[What is being asked] In the data that follows, find each line containing "true" and copy it.

[The data]

-- Opening Marker --

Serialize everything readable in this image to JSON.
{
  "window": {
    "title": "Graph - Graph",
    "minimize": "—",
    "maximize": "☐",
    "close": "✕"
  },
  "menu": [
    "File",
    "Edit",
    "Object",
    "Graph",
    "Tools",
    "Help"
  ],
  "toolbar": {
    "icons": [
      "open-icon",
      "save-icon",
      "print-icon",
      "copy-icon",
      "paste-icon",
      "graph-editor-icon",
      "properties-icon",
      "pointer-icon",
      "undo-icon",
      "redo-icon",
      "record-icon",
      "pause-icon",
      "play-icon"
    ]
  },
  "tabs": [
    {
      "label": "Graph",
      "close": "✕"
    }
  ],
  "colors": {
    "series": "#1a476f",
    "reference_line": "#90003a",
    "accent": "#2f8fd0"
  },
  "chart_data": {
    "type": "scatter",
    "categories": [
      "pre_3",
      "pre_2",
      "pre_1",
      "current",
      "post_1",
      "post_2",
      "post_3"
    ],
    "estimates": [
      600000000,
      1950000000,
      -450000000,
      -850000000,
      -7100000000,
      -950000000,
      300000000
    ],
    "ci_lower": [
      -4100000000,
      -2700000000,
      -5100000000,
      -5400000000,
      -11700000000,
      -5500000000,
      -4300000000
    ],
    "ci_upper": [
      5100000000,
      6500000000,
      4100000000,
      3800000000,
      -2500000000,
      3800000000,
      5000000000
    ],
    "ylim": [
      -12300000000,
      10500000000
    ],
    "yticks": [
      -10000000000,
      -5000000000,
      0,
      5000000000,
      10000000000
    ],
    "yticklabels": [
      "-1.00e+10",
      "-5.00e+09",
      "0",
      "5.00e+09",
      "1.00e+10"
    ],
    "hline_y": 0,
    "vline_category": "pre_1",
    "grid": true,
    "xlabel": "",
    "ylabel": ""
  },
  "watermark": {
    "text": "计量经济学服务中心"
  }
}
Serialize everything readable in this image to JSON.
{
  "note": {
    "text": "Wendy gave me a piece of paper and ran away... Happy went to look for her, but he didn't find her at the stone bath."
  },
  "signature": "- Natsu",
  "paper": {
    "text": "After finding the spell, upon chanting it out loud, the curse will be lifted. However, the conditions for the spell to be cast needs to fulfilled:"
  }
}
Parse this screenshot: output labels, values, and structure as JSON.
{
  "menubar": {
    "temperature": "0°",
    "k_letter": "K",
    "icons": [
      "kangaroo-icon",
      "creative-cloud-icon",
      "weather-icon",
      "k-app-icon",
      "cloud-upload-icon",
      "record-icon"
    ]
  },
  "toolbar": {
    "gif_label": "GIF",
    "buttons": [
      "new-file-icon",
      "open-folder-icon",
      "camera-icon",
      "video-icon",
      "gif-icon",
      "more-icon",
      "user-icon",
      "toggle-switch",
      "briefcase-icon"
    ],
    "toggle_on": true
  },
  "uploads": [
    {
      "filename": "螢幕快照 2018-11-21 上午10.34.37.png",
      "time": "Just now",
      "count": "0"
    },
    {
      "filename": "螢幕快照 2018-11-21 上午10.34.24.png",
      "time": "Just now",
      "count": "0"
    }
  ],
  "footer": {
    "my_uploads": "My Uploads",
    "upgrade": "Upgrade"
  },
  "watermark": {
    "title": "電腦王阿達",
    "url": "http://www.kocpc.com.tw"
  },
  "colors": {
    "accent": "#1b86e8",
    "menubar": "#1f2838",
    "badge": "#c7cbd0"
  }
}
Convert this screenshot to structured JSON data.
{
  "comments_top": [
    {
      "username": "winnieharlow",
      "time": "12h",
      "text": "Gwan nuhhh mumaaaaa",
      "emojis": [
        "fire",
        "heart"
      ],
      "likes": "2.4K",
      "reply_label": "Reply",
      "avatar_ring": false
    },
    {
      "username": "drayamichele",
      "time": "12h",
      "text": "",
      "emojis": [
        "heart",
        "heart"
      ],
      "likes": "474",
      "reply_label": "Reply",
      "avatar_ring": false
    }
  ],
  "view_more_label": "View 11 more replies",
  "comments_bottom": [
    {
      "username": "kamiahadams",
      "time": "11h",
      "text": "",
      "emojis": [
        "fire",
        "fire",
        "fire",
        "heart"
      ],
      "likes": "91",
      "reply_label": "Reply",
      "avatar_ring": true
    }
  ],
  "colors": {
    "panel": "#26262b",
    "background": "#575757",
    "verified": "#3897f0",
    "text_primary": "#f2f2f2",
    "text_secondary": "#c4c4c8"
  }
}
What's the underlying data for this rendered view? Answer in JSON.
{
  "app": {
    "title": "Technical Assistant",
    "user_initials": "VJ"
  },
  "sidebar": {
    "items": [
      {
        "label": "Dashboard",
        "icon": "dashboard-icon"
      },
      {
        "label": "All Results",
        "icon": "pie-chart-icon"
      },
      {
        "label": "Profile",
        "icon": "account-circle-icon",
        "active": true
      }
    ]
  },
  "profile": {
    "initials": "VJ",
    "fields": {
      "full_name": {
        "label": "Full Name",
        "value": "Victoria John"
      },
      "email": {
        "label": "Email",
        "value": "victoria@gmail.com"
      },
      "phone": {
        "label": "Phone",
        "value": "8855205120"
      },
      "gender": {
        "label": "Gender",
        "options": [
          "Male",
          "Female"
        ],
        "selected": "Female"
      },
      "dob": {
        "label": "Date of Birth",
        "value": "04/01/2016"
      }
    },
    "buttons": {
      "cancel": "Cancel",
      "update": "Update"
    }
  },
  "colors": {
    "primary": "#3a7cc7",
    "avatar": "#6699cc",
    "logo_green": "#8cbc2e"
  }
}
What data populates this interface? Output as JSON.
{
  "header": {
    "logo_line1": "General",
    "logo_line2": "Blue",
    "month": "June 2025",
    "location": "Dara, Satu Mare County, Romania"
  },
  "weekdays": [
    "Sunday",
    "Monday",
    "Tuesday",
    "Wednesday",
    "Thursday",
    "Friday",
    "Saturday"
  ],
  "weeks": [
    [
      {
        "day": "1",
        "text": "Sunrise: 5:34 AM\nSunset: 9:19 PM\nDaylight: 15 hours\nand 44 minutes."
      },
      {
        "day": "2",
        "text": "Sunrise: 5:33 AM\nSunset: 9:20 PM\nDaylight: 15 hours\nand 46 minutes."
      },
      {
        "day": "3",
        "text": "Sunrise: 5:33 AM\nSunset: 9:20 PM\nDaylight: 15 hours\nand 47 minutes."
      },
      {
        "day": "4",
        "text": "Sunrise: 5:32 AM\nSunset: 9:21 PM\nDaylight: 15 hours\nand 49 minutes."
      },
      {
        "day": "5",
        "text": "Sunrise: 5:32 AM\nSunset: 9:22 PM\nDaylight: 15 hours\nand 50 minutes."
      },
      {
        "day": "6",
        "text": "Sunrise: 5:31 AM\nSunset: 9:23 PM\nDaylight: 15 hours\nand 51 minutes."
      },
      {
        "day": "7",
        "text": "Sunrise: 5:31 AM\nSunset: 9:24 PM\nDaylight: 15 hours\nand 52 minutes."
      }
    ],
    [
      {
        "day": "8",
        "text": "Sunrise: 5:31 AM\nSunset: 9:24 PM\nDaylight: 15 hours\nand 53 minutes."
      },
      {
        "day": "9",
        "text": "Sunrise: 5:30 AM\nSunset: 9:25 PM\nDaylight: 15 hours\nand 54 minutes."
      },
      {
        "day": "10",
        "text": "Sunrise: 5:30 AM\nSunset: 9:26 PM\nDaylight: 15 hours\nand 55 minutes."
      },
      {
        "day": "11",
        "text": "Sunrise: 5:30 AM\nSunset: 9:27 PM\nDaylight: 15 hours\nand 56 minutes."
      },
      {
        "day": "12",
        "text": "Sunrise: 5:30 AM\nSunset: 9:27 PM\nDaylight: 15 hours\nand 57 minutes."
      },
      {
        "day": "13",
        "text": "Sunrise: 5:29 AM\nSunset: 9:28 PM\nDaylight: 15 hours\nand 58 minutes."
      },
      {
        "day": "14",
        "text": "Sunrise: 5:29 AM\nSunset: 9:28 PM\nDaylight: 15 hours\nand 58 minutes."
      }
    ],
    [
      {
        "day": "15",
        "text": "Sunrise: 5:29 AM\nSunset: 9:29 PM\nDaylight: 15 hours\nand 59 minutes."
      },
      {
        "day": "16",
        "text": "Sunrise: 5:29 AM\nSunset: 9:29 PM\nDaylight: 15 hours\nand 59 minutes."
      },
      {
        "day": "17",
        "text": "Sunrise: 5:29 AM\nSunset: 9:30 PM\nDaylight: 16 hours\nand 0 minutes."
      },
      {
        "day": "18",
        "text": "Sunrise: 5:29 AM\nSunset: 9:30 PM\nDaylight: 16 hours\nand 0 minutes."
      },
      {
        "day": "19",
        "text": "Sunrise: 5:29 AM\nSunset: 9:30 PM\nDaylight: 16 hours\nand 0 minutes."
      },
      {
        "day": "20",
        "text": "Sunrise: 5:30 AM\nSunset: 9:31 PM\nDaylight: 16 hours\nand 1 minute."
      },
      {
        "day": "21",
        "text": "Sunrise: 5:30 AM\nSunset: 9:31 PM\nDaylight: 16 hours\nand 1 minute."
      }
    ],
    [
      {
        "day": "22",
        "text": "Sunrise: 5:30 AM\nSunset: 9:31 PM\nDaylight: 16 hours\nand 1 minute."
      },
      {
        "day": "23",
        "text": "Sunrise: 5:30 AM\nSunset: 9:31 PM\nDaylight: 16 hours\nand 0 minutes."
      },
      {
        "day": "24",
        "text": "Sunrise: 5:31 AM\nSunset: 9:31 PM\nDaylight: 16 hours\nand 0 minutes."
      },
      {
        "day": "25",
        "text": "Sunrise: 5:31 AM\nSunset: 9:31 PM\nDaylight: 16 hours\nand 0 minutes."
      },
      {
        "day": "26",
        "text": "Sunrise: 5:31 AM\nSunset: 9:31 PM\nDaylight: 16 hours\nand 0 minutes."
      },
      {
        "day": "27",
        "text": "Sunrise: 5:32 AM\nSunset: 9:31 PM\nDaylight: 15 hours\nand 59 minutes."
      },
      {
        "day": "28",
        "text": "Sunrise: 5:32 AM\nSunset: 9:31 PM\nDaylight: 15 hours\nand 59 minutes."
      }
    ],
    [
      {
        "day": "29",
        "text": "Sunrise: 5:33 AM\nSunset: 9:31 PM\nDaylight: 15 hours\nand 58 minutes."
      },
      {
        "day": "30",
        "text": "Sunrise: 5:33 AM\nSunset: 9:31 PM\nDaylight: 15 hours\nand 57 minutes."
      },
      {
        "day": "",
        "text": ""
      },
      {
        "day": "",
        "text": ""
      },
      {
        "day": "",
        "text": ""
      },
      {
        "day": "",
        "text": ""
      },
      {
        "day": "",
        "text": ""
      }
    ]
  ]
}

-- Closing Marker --

[Final answer]
    "grid": true,
    "toggle_on": true
      "avatar_ring": true
        "active": true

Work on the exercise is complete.